▶ What needs to be done:
All entries need to be written out verbatim, with pictures omitted.

··· Available data

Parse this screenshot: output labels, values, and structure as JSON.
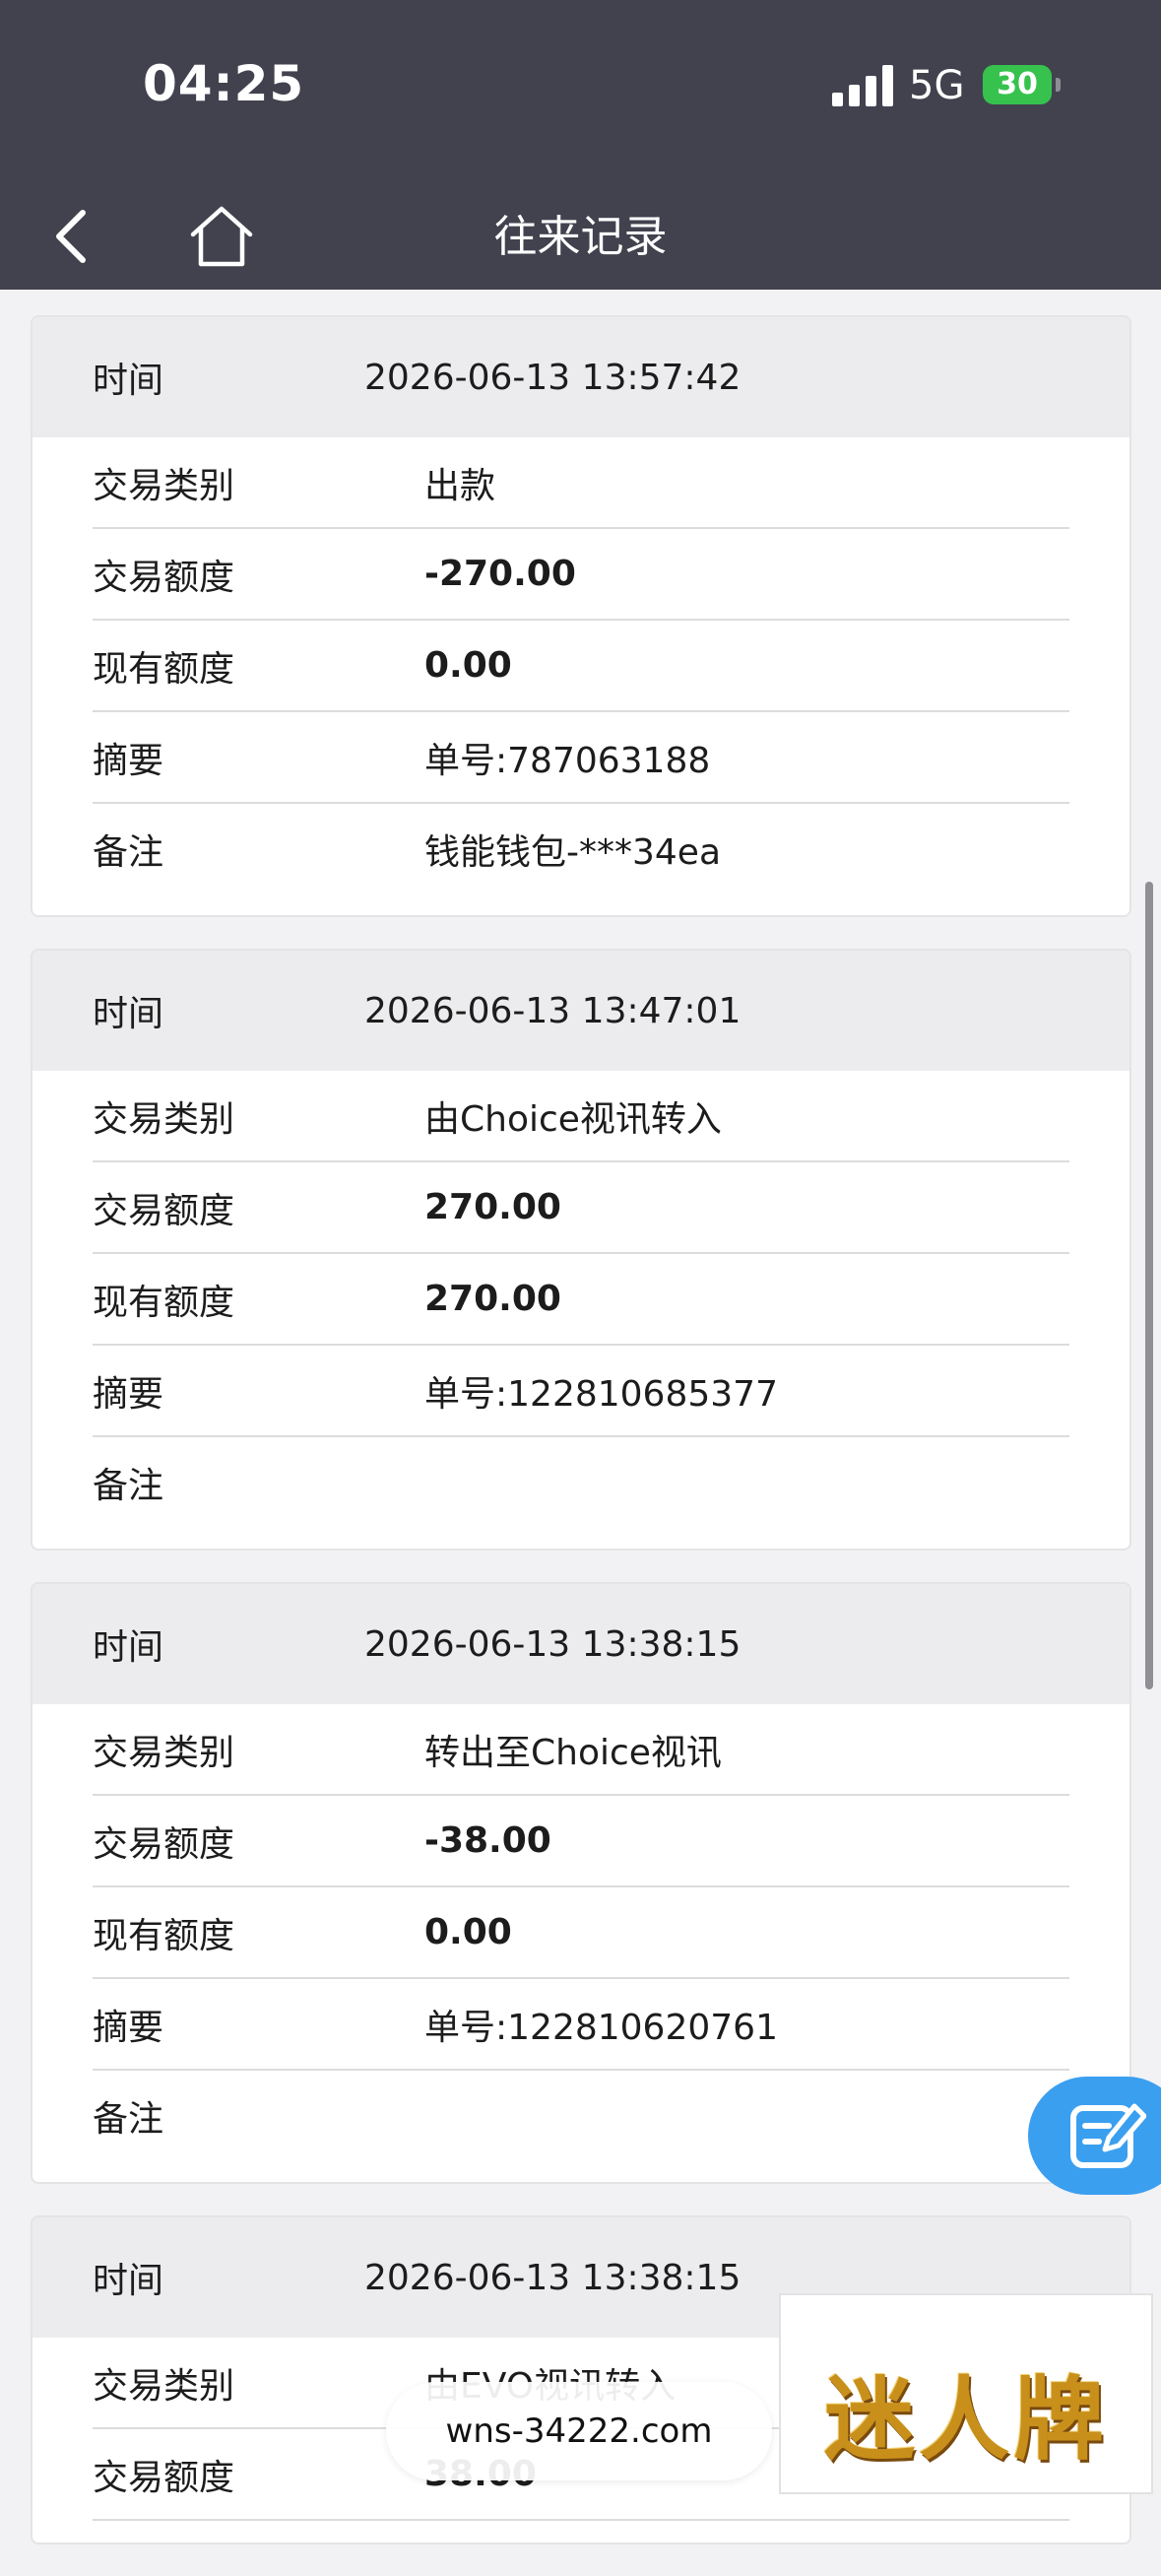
{
  "status_bar": {
    "time": "04:25",
    "network": "5G",
    "battery": "30"
  },
  "nav": {
    "back_icon": "chevron-left-icon",
    "home_icon": "home-icon",
    "title": "往来记录"
  },
  "labels": {
    "time": "时间",
    "type": "交易类别",
    "amount": "交易额度",
    "balance": "现有额度",
    "summary": "摘要",
    "note": "备注"
  },
  "records": [
    {
      "time": "2026-06-13 13:57:42",
      "type": "出款",
      "amount": "-270.00",
      "balance": "0.00",
      "summary": "单号:787063188",
      "note": "钱能钱包-***34ea"
    },
    {
      "time": "2026-06-13 13:47:01",
      "type": "由Choice视讯转入",
      "amount": "270.00",
      "balance": "270.00",
      "summary": "单号:122810685377",
      "note": ""
    },
    {
      "time": "2026-06-13 13:38:15",
      "type": "转出至Choice视讯",
      "amount": "-38.00",
      "balance": "0.00",
      "summary": "单号:122810620761",
      "note": ""
    },
    {
      "time": "2026-06-13 13:38:15",
      "type": "由EVO视讯转入",
      "amount": "38.00"
    }
  ],
  "overlay": {
    "url": "wns-34222.com",
    "logo_text": "迷人牌",
    "edit_icon": "edit-icon"
  },
  "colors": {
    "header_bg": "#42424f",
    "fab_bg": "#3b9ff0",
    "battery": "#37c24e"
  }
}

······

▶ Reply to the exercise:
Parse this screenshot: output labels, values, and structure as JSON.
{
  "status_bar": {
    "time": "04:25",
    "network": "5G",
    "battery": "30"
  },
  "nav": {
    "back_icon": "chevron-left-icon",
    "home_icon": "home-icon",
    "title": "往来记录"
  },
  "labels": {
    "time": "时间",
    "type": "交易类别",
    "amount": "交易额度",
    "balance": "现有额度",
    "summary": "摘要",
    "note": "备注"
  },
  "records": [
    {
      "time": "2026-06-13 13:57:42",
      "type": "出款",
      "amount": "-270.00",
      "balance": "0.00",
      "summary": "单号:787063188",
      "note": "钱能钱包-***34ea"
    },
    {
      "time": "2026-06-13 13:47:01",
      "type": "由Choice视讯转入",
      "amount": "270.00",
      "balance": "270.00",
      "summary": "单号:122810685377",
      "note": ""
    },
    {
      "time": "2026-06-13 13:38:15",
      "type": "转出至Choice视讯",
      "amount": "-38.00",
      "balance": "0.00",
      "summary": "单号:122810620761",
      "note": ""
    },
    {
      "time": "2026-06-13 13:38:15",
      "type": "由EVO视讯转入",
      "amount": "38.00"
    }
  ],
  "overlay": {
    "url": "wns-34222.com",
    "logo_text": "迷人牌",
    "edit_icon": "edit-icon"
  },
  "colors": {
    "header_bg": "#42424f",
    "fab_bg": "#3b9ff0",
    "battery": "#37c24e"
  }
}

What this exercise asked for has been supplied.